What is required:
Filter the records below, keeping only lines with the string "OAEI".

Records supplied:

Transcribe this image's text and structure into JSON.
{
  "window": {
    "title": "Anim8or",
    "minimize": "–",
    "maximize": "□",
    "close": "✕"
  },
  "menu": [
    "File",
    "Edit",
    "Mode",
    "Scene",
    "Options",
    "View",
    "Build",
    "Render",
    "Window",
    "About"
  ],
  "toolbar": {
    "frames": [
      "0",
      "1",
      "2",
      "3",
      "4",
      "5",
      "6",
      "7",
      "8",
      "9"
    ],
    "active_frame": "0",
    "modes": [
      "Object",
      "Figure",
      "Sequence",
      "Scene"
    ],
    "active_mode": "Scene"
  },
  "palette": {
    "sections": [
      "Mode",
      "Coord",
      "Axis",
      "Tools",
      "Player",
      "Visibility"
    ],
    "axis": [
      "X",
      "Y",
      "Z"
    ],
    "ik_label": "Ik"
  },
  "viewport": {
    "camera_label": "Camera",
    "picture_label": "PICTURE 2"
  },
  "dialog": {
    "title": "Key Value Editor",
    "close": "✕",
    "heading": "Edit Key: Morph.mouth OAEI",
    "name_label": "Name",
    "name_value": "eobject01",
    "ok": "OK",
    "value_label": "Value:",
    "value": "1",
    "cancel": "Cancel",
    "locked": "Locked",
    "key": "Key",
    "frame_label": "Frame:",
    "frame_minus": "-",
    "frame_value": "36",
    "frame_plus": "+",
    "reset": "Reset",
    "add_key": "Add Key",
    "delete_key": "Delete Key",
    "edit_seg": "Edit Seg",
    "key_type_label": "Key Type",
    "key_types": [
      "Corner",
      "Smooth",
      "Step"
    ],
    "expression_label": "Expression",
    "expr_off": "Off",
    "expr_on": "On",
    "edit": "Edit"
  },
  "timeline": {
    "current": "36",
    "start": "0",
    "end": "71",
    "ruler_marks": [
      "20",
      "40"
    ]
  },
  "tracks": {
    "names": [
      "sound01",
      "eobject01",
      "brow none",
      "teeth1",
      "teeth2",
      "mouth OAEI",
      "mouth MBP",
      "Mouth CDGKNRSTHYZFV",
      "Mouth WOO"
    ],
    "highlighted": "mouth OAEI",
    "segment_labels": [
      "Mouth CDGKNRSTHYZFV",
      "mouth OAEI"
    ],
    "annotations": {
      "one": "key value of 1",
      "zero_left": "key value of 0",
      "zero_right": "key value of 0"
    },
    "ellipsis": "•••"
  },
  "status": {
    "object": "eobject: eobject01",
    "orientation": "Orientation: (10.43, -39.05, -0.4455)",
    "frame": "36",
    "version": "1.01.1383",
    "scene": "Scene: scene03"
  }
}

Written answer:
    "heading": "Edit Key: Morph.mouth OAEI",
      "mouth OAEI",
    "highlighted": "mouth OAEI",
      "mouth OAEI"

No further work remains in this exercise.